== Records for processing ==

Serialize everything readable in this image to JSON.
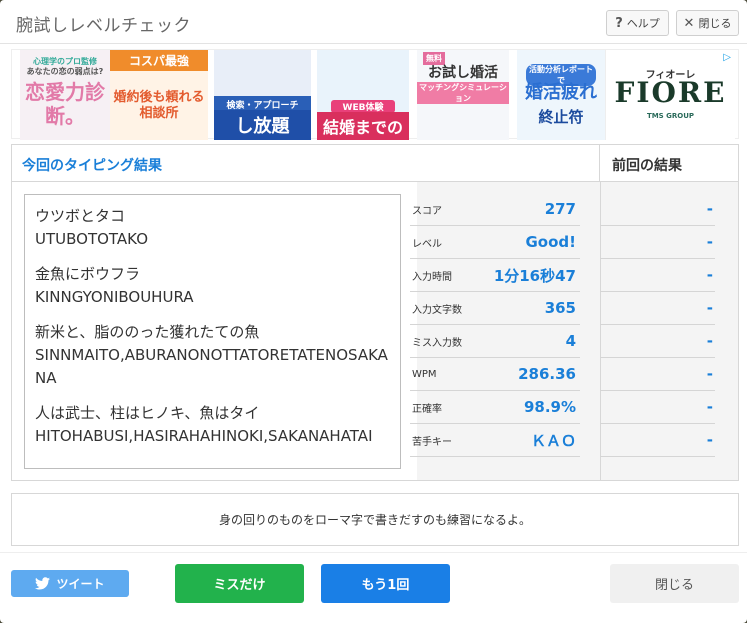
{
  "window": {
    "title": "腕試しレベルチェック",
    "help_label": "ヘルプ",
    "close_label": "閉じる"
  },
  "ads": [
    {
      "lines": [
        "心理学のプロ監修",
        "あなたの恋の弱点は?",
        "恋愛力診断。"
      ]
    },
    {
      "lines": [
        "コスパ最強",
        "婚約後も頼れる相談所"
      ]
    },
    {
      "lines": [
        "検索・アプローチ",
        "し放題"
      ]
    },
    {
      "lines": [
        "WEB体験",
        "結婚までの流れ"
      ]
    },
    {
      "lines": [
        "無料",
        "お試し婚活",
        "マッチングシミュレーション"
      ]
    },
    {
      "lines": [
        "活動分析レポートで",
        "婚活疲れ",
        "終止符"
      ]
    },
    {
      "lines": [
        "フィオーレ",
        "FIORE",
        "TMS GROUP"
      ]
    }
  ],
  "results": {
    "title": "今回のタイピング結果",
    "prev_title": "前回の結果",
    "typed_pairs": [
      {
        "jp": "ウツボとタコ",
        "romaji": "UTUBOTOTAKO"
      },
      {
        "jp": "金魚にボウフラ",
        "romaji": "KINNGYONIBOUHURA"
      },
      {
        "jp": "新米と、脂ののった獲れたての魚",
        "romaji": "SINNMAITO,ABURANONOTTATORETATENOSAKANA"
      },
      {
        "jp": "人は武士、柱はヒノキ、魚はタイ",
        "romaji": "HITOHABUSI,HASIRAHAHINOKI,SAKANAHATAI"
      }
    ],
    "stats": [
      {
        "label": "スコア",
        "value": "277",
        "prev": "-"
      },
      {
        "label": "レベル",
        "value": "Good!",
        "prev": "-"
      },
      {
        "label": "入力時間",
        "value": "1分16秒47",
        "prev": "-"
      },
      {
        "label": "入力文字数",
        "value": "365",
        "prev": "-"
      },
      {
        "label": "ミス入力数",
        "value": "4",
        "prev": "-"
      },
      {
        "label": "WPM",
        "value": "286.36",
        "prev": "-"
      },
      {
        "label": "正確率",
        "value": "98.9%",
        "prev": "-"
      },
      {
        "label": "苦手キー",
        "value": "ＫＡＯ",
        "prev": "-"
      }
    ]
  },
  "message": "身の回りのものをローマ字で書きだすのも練習になるよ。",
  "buttons": {
    "tweet": "ツイート",
    "miss_only": "ミスだけ",
    "retry": "もう1回",
    "close": "閉じる"
  }
}
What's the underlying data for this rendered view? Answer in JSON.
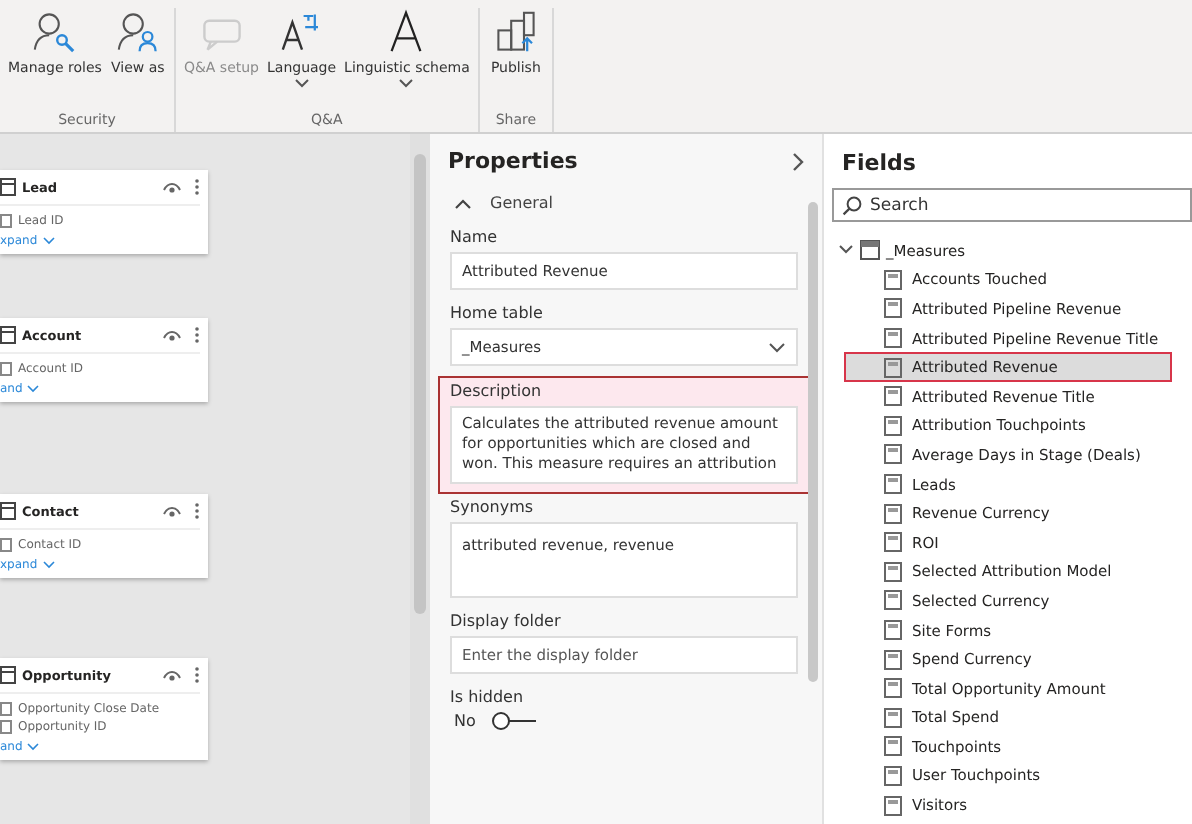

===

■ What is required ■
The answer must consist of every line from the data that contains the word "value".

■ Problem solution ■
        "value": "277",
        "value": "Good!",
        "value": "1分16秒47",
        "value": "365",
        "value": "4",
        "value": "286.36",
        "value": "98.9%",
        "value": "ＫＡＯ",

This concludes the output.